Fleury said he’s been in regular contact with most of his players since the announcement and they’re working on alternative measures to not lose too much momentum. Trying to find a moment of levity, the Panthers have taken to joking by the time they get back to playing, injured senior Zahree Harrison will be healthy enough to play but they’re taking it just as serious as everyone else.
“We’ll do something outside, take it back to the roots of what the game really is, find a blacktop and just play,” Fleury said. “It’s very weird, we can’t go to Arcadia, we can’t go anywhere. The whole state is closed for 10 days, so maybe we’re on an even playing field? I have no idea.”
Wood girls’ basketball coach Mike McDonald didn’t get a chance to address his entire team before the postponement but has been communicating with his captains. While he’s confident his players can get their touch and shooting back rather quickly, he stressed keeping cardio and fitness levels up for his athletes.
The Vikings were slated to play in the 5A girls’ quarterfinals against PCL rival Archbishop Carroll on Saturday.
“We’re just waiting, personally I don’t feel good about it with so many things already being canceled months in advance,” McDonald said. “I’m no medical expert by any means but it seems crazy we have so many things being canceled so far ahead. Right now, I’m glad the PIAA hasn’t canceled it officially so that gives us a little bit of hope.”
The common thought for all four coaches and likely all area teams still standing is what losing any remaining games would mean to their players and especially the seniors. Other teams still in the mix include Jenkintown (A girls), Lansdale Catholic (4A girls), Archbishop Wood (5A boys) and Methacton (6A boys).

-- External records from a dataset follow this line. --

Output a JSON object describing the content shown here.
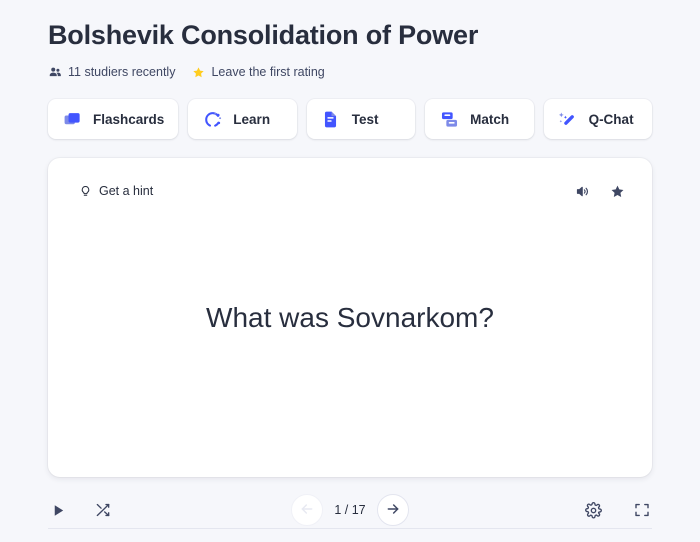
{
  "header": {
    "title": "Bolshevik Consolidation of Power",
    "studiers_text": "11 studiers recently",
    "studiers_icon": "people-icon",
    "rating_text": "Leave the first rating",
    "rating_icon": "star-icon",
    "rating_star_color": "#ffcd1f"
  },
  "modes": [
    {
      "label": "Flashcards",
      "icon": "flashcards-icon"
    },
    {
      "label": "Learn",
      "icon": "learn-icon"
    },
    {
      "label": "Test",
      "icon": "test-icon"
    },
    {
      "label": "Match",
      "icon": "match-icon"
    },
    {
      "label": "Q-Chat",
      "icon": "magic-wand-icon"
    }
  ],
  "card": {
    "hint_label": "Get a hint",
    "hint_icon": "lightbulb-icon",
    "audio_icon": "speaker-icon",
    "star_icon": "star-outline-icon",
    "term": "What was Sovnarkom?"
  },
  "toolbar": {
    "play_icon": "play-icon",
    "shuffle_icon": "shuffle-icon",
    "prev_icon": "arrow-left-icon",
    "next_icon": "arrow-right-icon",
    "counter": "1 / 17",
    "settings_icon": "gear-icon",
    "fullscreen_icon": "fullscreen-icon"
  },
  "colors": {
    "background": "#f6f7fb",
    "surface": "#ffffff",
    "text": "#282e3e",
    "accent": "#4255ff",
    "accent_light": "#7d8ae8",
    "star": "#ffcd1f",
    "muted": "#939bb4"
  }
}
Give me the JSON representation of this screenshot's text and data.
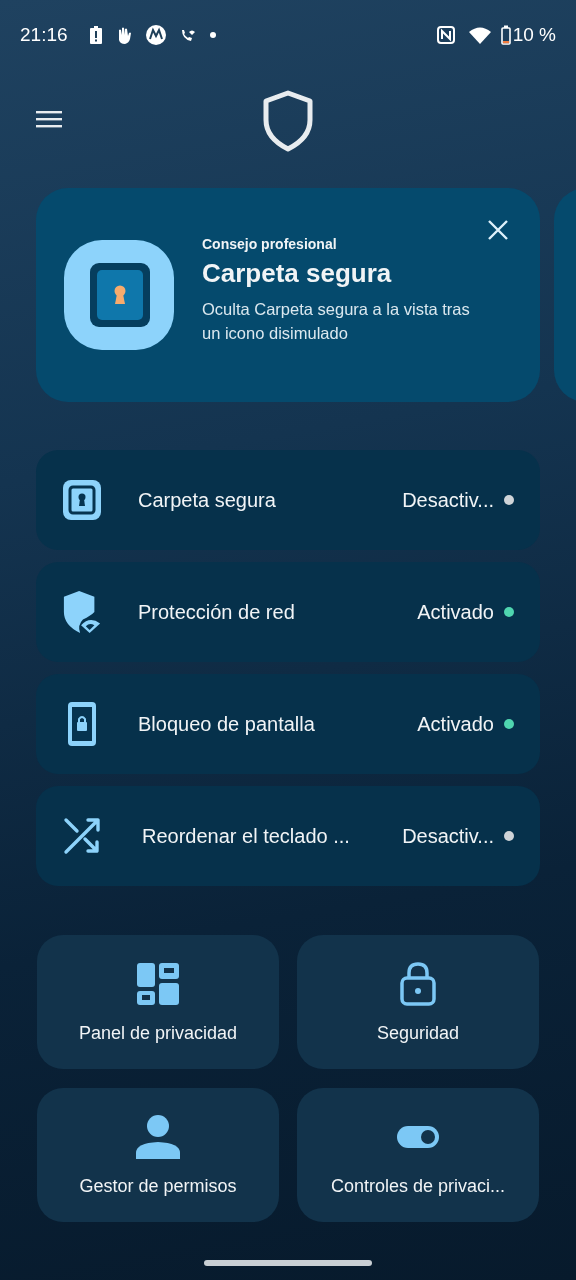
{
  "status_bar": {
    "time": "21:16",
    "battery": "10 %"
  },
  "promo": {
    "eyebrow": "Consejo profesional",
    "title": "Carpeta segura",
    "body": "Oculta Carpeta segura a la vista tras un icono disimulado"
  },
  "features": [
    {
      "kind": "folder",
      "label": "Carpeta segura",
      "status": "Desactiv...",
      "color": "#cfd4d8"
    },
    {
      "kind": "shield",
      "label": "Protección de red",
      "status": "Activado",
      "color": "#4fd6b0"
    },
    {
      "kind": "phone",
      "label": "Bloqueo de pantalla",
      "status": "Activado",
      "color": "#4fd6b0"
    },
    {
      "kind": "shuffle",
      "label": "Reordenar el teclado ...",
      "status": "Desactiv...",
      "color": "#cfd4d8"
    }
  ],
  "tiles": [
    {
      "kind": "dashboard",
      "label": "Panel de privacidad"
    },
    {
      "kind": "lock",
      "label": "Seguridad"
    },
    {
      "kind": "person",
      "label": "Gestor de permisos"
    },
    {
      "kind": "toggle",
      "label": "Controles de privaci..."
    }
  ]
}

While the situation is frustrating for all involved, Fleury, Fergus, Dougherty and McDonald all said they agreed with the decision to postpone games. At the same time, there’s a human element they’ve had to deal with in the past 48 hours.
“I texted my captains and they just wanted to practice, they asked if we could find somewhere else to practice,” McDonald said. “They’re into it, they want to finish this season. Some of them said they were crying at their desks finding out they might not play. These kids work their whole life to have a big moment and a big opportunity and to not have that moment, it’s heartbreaking.”
“I saw a lot of other coaches comment after the disappointment of losing a state playoff game, at least they’re not in limbo and wondering what could have been,” Dougherty said. “It’s really our hope to not get wondering what could have been. If we knew three or four days ahead of time we were going to play a game, it would be enough.”
For now, the players and coaches will wait for a more definitive answer and do what they can to be ready when it comes.
“I’m hoping they let us play but at the same time, I understand they have to do what’s safe,” Fergus said. “It’s just a weird situation, you really are in limbo.”
“Our guys are hungry to get back to it, but it’s difficult,” Fleury said. “It’s tough for a good amount of them. I don’t really know what’s going to change in two weeks, are we just holding it off, do we intend on playing it, no matter what it comes down to, it’s tough.”